§ **DATASET EXTRACT**:
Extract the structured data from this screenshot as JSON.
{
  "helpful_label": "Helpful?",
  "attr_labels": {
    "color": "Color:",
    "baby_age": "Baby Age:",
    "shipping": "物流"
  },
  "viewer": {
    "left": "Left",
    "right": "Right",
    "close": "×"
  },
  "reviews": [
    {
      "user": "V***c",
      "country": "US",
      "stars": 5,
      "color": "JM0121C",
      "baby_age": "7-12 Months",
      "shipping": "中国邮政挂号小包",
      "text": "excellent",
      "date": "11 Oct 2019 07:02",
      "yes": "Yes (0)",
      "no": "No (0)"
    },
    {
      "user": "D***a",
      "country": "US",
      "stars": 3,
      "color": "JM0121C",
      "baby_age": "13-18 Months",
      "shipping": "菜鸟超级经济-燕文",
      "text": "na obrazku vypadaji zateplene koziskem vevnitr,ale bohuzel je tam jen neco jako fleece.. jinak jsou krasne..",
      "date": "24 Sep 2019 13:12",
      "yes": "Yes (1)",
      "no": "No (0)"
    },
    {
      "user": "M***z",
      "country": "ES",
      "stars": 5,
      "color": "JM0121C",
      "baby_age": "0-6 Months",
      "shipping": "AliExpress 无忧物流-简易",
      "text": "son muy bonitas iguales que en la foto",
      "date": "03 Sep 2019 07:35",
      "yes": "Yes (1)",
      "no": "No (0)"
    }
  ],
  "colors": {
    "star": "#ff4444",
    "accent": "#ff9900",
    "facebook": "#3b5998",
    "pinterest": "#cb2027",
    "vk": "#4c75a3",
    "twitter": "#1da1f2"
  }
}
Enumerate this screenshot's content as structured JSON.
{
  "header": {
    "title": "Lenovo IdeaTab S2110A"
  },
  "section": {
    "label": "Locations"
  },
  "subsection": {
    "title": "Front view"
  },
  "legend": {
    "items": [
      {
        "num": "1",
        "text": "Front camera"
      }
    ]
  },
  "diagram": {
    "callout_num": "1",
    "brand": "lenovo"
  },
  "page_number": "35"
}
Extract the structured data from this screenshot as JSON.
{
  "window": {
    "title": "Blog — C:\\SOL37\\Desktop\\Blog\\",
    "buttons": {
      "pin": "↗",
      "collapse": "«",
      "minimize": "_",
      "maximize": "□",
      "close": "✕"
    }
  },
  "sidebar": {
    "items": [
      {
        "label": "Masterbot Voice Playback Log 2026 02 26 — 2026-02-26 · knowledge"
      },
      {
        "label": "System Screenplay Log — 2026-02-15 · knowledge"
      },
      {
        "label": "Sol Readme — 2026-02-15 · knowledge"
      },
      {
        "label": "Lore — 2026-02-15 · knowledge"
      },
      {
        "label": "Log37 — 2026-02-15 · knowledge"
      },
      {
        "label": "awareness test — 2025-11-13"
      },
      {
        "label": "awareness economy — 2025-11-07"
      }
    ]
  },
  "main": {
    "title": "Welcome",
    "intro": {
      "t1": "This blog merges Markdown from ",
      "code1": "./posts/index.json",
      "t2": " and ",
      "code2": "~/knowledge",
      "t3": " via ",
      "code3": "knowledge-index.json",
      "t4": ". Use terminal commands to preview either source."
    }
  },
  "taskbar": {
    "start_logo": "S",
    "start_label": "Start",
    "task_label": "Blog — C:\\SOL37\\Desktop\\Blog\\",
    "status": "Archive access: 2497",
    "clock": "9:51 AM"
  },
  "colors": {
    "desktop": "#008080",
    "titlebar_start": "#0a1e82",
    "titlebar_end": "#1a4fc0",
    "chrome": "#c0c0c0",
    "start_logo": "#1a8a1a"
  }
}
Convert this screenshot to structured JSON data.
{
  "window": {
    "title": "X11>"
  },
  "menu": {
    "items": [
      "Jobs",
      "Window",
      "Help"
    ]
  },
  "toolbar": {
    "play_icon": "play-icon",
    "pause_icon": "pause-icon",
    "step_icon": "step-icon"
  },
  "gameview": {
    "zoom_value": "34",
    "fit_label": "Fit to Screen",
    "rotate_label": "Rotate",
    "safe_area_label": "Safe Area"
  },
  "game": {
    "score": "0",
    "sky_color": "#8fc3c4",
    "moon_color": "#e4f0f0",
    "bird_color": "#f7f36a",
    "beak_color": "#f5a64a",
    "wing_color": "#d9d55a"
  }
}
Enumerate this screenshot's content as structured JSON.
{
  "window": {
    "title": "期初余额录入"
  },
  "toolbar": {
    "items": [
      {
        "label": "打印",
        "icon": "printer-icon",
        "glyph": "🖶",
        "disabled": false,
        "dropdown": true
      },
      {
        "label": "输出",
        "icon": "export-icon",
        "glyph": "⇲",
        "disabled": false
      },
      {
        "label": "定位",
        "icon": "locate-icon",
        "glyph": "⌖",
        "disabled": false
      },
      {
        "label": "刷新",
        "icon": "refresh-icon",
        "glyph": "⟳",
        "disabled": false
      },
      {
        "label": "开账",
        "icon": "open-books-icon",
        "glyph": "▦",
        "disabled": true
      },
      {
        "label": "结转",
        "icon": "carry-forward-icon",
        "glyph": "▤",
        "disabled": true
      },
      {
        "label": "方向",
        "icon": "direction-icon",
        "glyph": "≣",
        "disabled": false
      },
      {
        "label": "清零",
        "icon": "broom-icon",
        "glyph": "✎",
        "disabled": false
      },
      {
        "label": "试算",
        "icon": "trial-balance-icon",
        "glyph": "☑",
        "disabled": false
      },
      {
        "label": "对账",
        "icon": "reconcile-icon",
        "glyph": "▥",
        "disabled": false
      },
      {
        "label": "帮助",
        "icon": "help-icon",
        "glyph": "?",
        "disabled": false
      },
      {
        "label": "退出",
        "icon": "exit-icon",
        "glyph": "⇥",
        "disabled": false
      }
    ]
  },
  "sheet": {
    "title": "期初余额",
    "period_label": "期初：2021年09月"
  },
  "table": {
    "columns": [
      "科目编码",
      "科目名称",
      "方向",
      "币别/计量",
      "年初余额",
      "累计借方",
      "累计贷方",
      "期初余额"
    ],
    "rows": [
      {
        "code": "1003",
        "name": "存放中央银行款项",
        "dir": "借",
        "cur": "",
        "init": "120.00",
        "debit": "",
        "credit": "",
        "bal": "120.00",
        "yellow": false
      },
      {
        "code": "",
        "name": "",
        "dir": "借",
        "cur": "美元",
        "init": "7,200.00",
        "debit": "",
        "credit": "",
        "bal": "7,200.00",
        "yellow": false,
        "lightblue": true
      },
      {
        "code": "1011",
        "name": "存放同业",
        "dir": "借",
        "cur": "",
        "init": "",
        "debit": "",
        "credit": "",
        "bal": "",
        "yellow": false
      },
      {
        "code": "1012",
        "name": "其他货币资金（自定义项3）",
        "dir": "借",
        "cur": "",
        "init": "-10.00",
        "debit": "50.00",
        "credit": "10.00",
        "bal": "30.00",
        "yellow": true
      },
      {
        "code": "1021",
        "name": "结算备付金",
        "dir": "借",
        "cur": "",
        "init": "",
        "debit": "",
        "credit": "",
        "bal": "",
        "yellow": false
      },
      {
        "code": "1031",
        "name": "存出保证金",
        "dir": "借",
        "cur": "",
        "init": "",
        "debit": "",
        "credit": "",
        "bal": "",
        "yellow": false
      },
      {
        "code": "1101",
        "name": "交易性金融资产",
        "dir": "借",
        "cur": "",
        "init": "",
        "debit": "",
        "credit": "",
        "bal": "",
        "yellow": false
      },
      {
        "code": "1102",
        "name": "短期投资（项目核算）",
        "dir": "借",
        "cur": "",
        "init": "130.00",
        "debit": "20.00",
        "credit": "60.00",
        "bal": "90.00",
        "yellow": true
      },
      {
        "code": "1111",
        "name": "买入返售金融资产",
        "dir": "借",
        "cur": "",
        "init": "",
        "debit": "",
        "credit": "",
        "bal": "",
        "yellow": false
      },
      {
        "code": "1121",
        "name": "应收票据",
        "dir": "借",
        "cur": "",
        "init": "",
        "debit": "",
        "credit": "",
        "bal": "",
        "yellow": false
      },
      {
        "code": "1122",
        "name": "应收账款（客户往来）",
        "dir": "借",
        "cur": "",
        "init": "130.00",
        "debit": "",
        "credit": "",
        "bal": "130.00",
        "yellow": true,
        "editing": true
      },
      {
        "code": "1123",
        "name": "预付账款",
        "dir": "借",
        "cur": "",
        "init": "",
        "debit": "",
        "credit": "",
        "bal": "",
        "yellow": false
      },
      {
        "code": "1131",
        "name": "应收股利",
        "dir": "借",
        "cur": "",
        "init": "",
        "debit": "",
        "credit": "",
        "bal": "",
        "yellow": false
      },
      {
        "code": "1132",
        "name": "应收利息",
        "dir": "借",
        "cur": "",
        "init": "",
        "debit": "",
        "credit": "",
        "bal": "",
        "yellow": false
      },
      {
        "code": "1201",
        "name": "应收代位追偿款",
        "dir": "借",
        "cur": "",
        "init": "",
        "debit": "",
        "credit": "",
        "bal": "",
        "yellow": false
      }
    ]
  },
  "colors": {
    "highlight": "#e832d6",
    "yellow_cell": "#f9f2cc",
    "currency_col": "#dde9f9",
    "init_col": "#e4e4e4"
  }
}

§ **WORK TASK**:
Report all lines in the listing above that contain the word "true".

§ **FINISHED TASK**:
        "dropdown": true
        "disabled": true
        "disabled": true
        "lightblue": true
        "yellow": true
        "yellow": true
        "yellow": true,
        "editing": true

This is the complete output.